Wikimedia notes it only knows about these removals because the search engine company sent notices to Wikimedia and because there is no legal obligation to send such notices it is possible other search engines may have removed additional links without Wikimedia's knowledge.

In another post, Lila Tretikov, executive director of Wikimedia, says the organization will be posting notices for each indefinite removal of Wikipedia search results.

Wikimedia has made its opposition to the ruling clear. The post says the European court "abandoned its responsibility to protect one of the most important and universal rights: the right to seek, receive and impart information."

As a result, Wikimedia says, "accurate search results are vanishing in Europe with no public explanation, no real proof, no judicial review and no appeals process. The result is an internet riddled with memory holes -- places where inconvenient information simply disappears."

In comments on the Wikipedia blog, some Wikipedia contributors have expressed their own opposition to Wikimedia's stance.

"Once again, this is a decision that impacts the search engine algorithm which is not some impartial mathematical representation of the truth but is already heavily manipulated by many big commercial and state actors from around the world (from record labels to law enforcement)," writes one.

Another says Wikimedia's statement lacks the European perspective.

"This is by no means a sign of censorship, but rather one of compliance to European law," the commenter writes. "I would expect the Wikimedia Foundation to respect the law. Instead you announce that you have put up a pillory-style page you consider an act of transparency, listing all those cases that you have become aware of, which...runs the risk of being against the same said law.

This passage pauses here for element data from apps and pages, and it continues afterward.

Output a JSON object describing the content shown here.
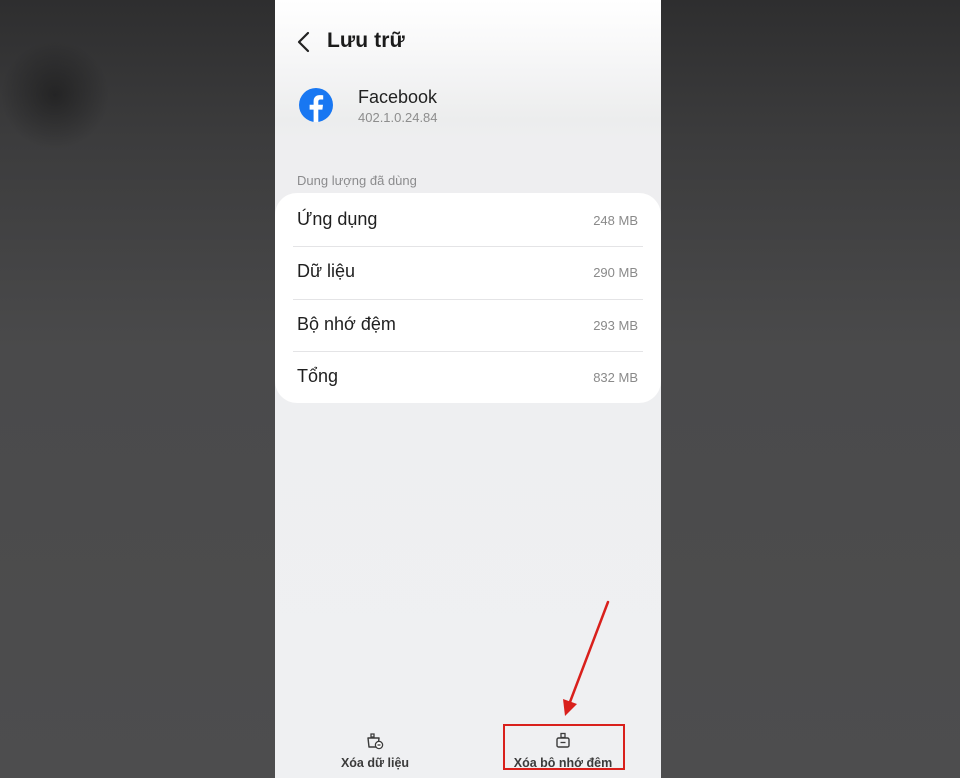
{
  "header": {
    "title": "Lưu trữ"
  },
  "app": {
    "name": "Facebook",
    "version": "402.1.0.24.84"
  },
  "storage": {
    "section_label": "Dung lượng đã dùng",
    "rows": [
      {
        "label": "Ứng dụng",
        "value": "248 MB"
      },
      {
        "label": "Dữ liệu",
        "value": "290 MB"
      },
      {
        "label": "Bộ nhớ đệm",
        "value": "293 MB"
      },
      {
        "label": "Tổng",
        "value": "832 MB"
      }
    ]
  },
  "actions": {
    "clear_data": {
      "label": "Xóa dữ liệu",
      "icon": "clear-data-icon"
    },
    "clear_cache": {
      "label": "Xóa bộ nhớ đệm",
      "icon": "clear-cache-icon"
    }
  },
  "colors": {
    "facebook_blue": "#1877f2",
    "annotation_red": "#d9201c"
  }
}
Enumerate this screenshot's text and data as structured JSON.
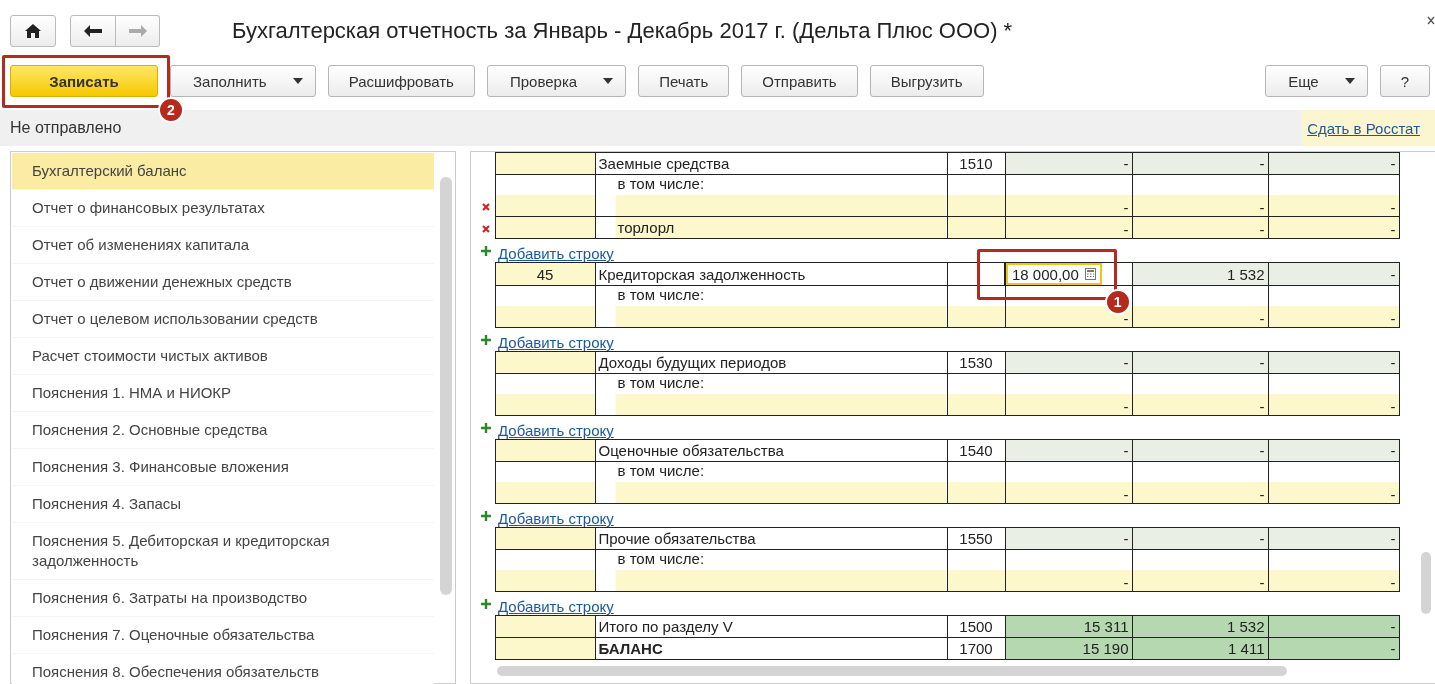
{
  "window": {
    "title": "Бухгалтерская отчетность за Январь - Декабрь 2017 г. (Дельта Плюс ООО) *"
  },
  "nav": {
    "back_disabled": false,
    "forward_disabled": true
  },
  "toolbar": [
    {
      "label": "Записать",
      "kind": "primary",
      "callout": "2"
    },
    {
      "label": "Заполнить",
      "kind": "dropdown"
    },
    {
      "label": "Расшифровать",
      "kind": "plain"
    },
    {
      "label": "Проверка",
      "kind": "dropdown"
    },
    {
      "label": "Печать",
      "kind": "plain"
    },
    {
      "label": "Отправить",
      "kind": "plain"
    },
    {
      "label": "Выгрузить",
      "kind": "plain"
    }
  ],
  "toolbar_right": [
    {
      "label": "Еще",
      "kind": "dropdown"
    },
    {
      "label": "?",
      "kind": "plain"
    }
  ],
  "status": {
    "text": "Не отправлено",
    "link": "Сдать в Росстат"
  },
  "sidebar": {
    "items": [
      {
        "label": "Бухгалтерский баланс",
        "selected": true
      },
      {
        "label": "Отчет о финансовых результатах",
        "selected": false
      },
      {
        "label": "Отчет об изменениях капитала",
        "selected": false
      },
      {
        "label": "Отчет о движении денежных средств",
        "selected": false
      },
      {
        "label": "Отчет о целевом использовании средств",
        "selected": false
      },
      {
        "label": "Расчет стоимости чистых активов",
        "selected": false
      },
      {
        "label": "Пояснения 1. НМА и НИОКР",
        "selected": false
      },
      {
        "label": "Пояснения 2. Основные средства",
        "selected": false
      },
      {
        "label": "Пояснения 3. Финансовые вложения",
        "selected": false
      },
      {
        "label": "Пояснения 4. Запасы",
        "selected": false
      },
      {
        "label": "Пояснения 5. Дебиторская и кредиторская задолженность",
        "selected": false
      },
      {
        "label": "Пояснения 6. Затраты на производство",
        "selected": false
      },
      {
        "label": "Пояснения 7. Оценочные обязательства",
        "selected": false
      },
      {
        "label": "Пояснения 8. Обеспечения обязательств",
        "selected": false
      }
    ]
  },
  "report": {
    "rows": [
      {
        "kind": "main",
        "name": "Заемные средства",
        "code": "1510",
        "values": [
          {
            "text": "-",
            "editing": false
          },
          {
            "text": "-",
            "editing": false
          },
          {
            "text": "-",
            "editing": false
          }
        ]
      },
      {
        "kind": "label",
        "name": "в том числе:"
      },
      {
        "kind": "item",
        "deletable": true,
        "name": "",
        "values": [
          "-",
          "-",
          "-"
        ]
      },
      {
        "kind": "item",
        "deletable": true,
        "name": "торлорл",
        "values": [
          "-",
          "-",
          "-"
        ]
      },
      {
        "kind": "add",
        "label": "Добавить строку"
      },
      {
        "kind": "main",
        "note": "45",
        "name": "Кредиторская задолженность",
        "values": [
          {
            "text": "18 000,00",
            "editing": true,
            "callout": "1"
          },
          {
            "text": "1 532",
            "editing": false
          },
          {
            "text": "-",
            "editing": false
          }
        ]
      },
      {
        "kind": "label",
        "name": "в том числе:"
      },
      {
        "kind": "item",
        "deletable": false,
        "name": "",
        "values": [
          "-",
          "-",
          "-"
        ]
      },
      {
        "kind": "add",
        "label": "Добавить строку"
      },
      {
        "kind": "main",
        "name": "Доходы будущих периодов",
        "code": "1530",
        "values": [
          {
            "text": "-",
            "editing": false
          },
          {
            "text": "-",
            "editing": false
          },
          {
            "text": "-",
            "editing": false
          }
        ]
      },
      {
        "kind": "label",
        "name": "в том числе:"
      },
      {
        "kind": "item",
        "deletable": false,
        "name": "",
        "values": [
          "-",
          "-",
          "-"
        ]
      },
      {
        "kind": "add",
        "label": "Добавить строку"
      },
      {
        "kind": "main",
        "name": "Оценочные обязательства",
        "code": "1540",
        "values": [
          {
            "text": "-",
            "editing": false
          },
          {
            "text": "-",
            "editing": false
          },
          {
            "text": "-",
            "editing": false
          }
        ]
      },
      {
        "kind": "label",
        "name": "в том числе:"
      },
      {
        "kind": "item",
        "deletable": false,
        "name": "",
        "values": [
          "-",
          "-",
          "-"
        ]
      },
      {
        "kind": "add",
        "label": "Добавить строку"
      },
      {
        "kind": "main",
        "name": "Прочие обязательства",
        "code": "1550",
        "values": [
          {
            "text": "-",
            "editing": false
          },
          {
            "text": "-",
            "editing": false
          },
          {
            "text": "-",
            "editing": false
          }
        ]
      },
      {
        "kind": "label",
        "name": "в том числе:"
      },
      {
        "kind": "item",
        "deletable": false,
        "name": "",
        "values": [
          "-",
          "-",
          "-"
        ]
      },
      {
        "kind": "add",
        "label": "Добавить строку"
      },
      {
        "kind": "total",
        "bold": false,
        "name": "Итого по разделу V",
        "code": "1500",
        "values": [
          {
            "text": "15 311",
            "editing": false
          },
          {
            "text": "1 532",
            "editing": false
          },
          {
            "text": "-",
            "editing": false
          }
        ]
      },
      {
        "kind": "total",
        "bold": true,
        "name": "БАЛАНС",
        "code": "1700",
        "values": [
          {
            "text": "15 190",
            "editing": false
          },
          {
            "text": "1 411",
            "editing": false
          },
          {
            "text": "-",
            "editing": false
          }
        ]
      }
    ]
  }
}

I think this is rather disappointing because it demonstrates the deep divide between the U.S. and Europe on these issues."